### TASK ITEM
What follows is a set of entries. Repeat them exactly, but not their pictures.

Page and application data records

···

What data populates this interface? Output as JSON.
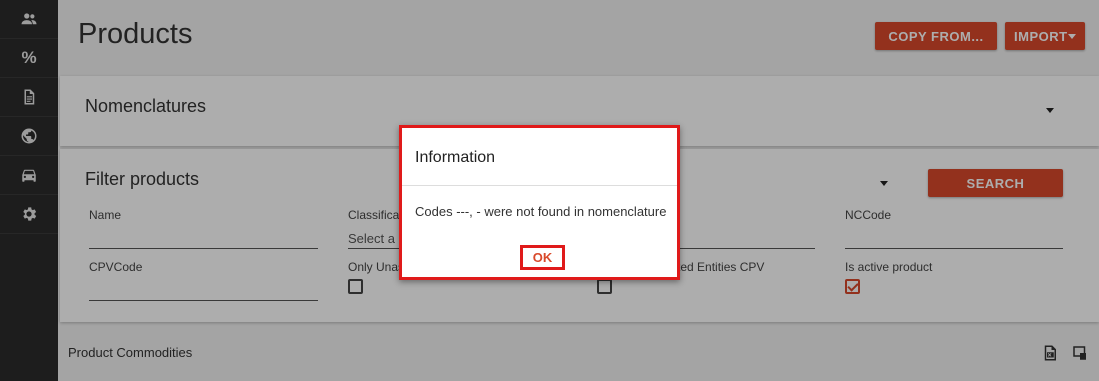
{
  "sidebar": {
    "items": [
      {
        "icon": "users-icon"
      },
      {
        "icon": "percent-icon",
        "symbol": "%"
      },
      {
        "icon": "document-icon"
      },
      {
        "icon": "globe-icon"
      },
      {
        "icon": "car-icon"
      },
      {
        "icon": "gear-icon"
      }
    ]
  },
  "header": {
    "title": "Products",
    "copy_from_label": "COPY FROM...",
    "import_label": "IMPORT"
  },
  "nomenclatures": {
    "title": "Nomenclatures"
  },
  "filter": {
    "title": "Filter products",
    "search_label": "SEARCH",
    "fields": {
      "name_label": "Name",
      "classification_label": "Classificat",
      "classification_placeholder": "Select a",
      "nccode_label": "NCCode",
      "cpvcode_label": "CPVCode",
      "only_unassigned_label": "Only Unas",
      "related_entities_label": "ted Entities CPV",
      "is_active_label": "Is active product"
    },
    "checkboxes": {
      "only_unassigned": false,
      "related_entities": false,
      "is_active": true
    }
  },
  "commodities": {
    "title": "Product Commodities"
  },
  "dialog": {
    "title": "Information",
    "message": "Codes ---, - were not found in nomenclature",
    "ok_label": "OK"
  },
  "colors": {
    "accent": "#d9492b",
    "sidebar_bg": "#2b2b2b",
    "highlight": "#e01a1a"
  }
}
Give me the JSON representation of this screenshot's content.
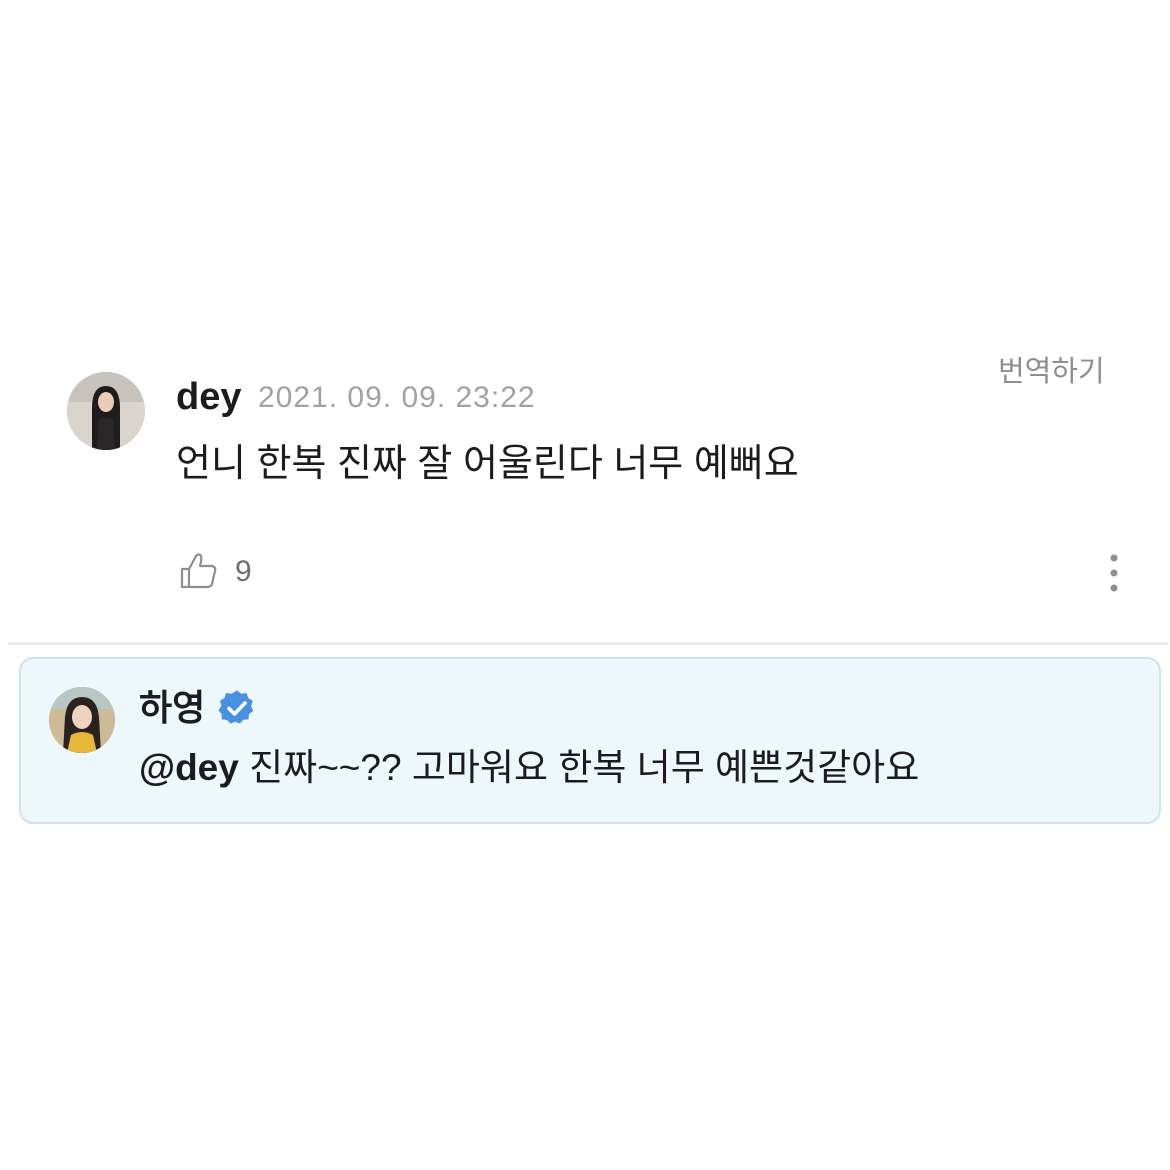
{
  "comment": {
    "author": "dey",
    "timestamp": "2021. 09. 09. 23:22",
    "translate_label": "번역하기",
    "body": "언니 한복 진짜 잘 어울린다 너무 예뻐요",
    "like_count": "9",
    "avatar_icon": "user-avatar"
  },
  "reply": {
    "author": "하영",
    "verified": true,
    "verified_icon": "verified-badge-icon",
    "mention": "@dey",
    "body": " 진짜~~?? 고마워요 한복 너무 예쁜것같아요",
    "background_color": "#eef7fc",
    "border_color": "#cde2ea",
    "badge_color": "#4a90e2"
  }
}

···

### WRITTEN RESPONSE
What data populates this interface? Output as JSON.
{
  "sidebar": {
    "items": [
      {
        "icon": "users-icon"
      },
      {
        "icon": "percent-icon",
        "symbol": "%"
      },
      {
        "icon": "document-icon"
      },
      {
        "icon": "globe-icon"
      },
      {
        "icon": "car-icon"
      },
      {
        "icon": "gear-icon"
      }
    ]
  },
  "header": {
    "title": "Products",
    "copy_from_label": "COPY FROM...",
    "import_label": "IMPORT"
  },
  "nomenclatures": {
    "title": "Nomenclatures"
  },
  "filter": {
    "title": "Filter products",
    "search_label": "SEARCH",
    "fields": {
      "name_label": "Name",
      "classification_label": "Classificat",
      "classification_placeholder": "Select a",
      "nccode_label": "NCCode",
      "cpvcode_label": "CPVCode",
      "only_unassigned_label": "Only Unas",
      "related_entities_label": "ted Entities CPV",
      "is_active_label": "Is active product"
    },
    "checkboxes": {
      "only_unassigned": false,
      "related_entities": false,
      "is_active": true
    }
  },
  "commodities": {
    "title": "Product Commodities"
  },
  "dialog": {
    "title": "Information",
    "message": "Codes ---, - were not found in nomenclature",
    "ok_label": "OK"
  },
  "colors": {
    "accent": "#d9492b",
    "sidebar_bg": "#2b2b2b",
    "highlight": "#e01a1a"
  }
}
Give me the JSON representation of this screenshot's content.
{
  "comment": {
    "author": "dey",
    "timestamp": "2021. 09. 09. 23:22",
    "translate_label": "번역하기",
    "body": "언니 한복 진짜 잘 어울린다 너무 예뻐요",
    "like_count": "9",
    "avatar_icon": "user-avatar"
  },
  "reply": {
    "author": "하영",
    "verified": true,
    "verified_icon": "verified-badge-icon",
    "mention": "@dey",
    "body": " 진짜~~?? 고마워요 한복 너무 예쁜것같아요",
    "background_color": "#eef7fc",
    "border_color": "#cde2ea",
    "badge_color": "#4a90e2"
  }
}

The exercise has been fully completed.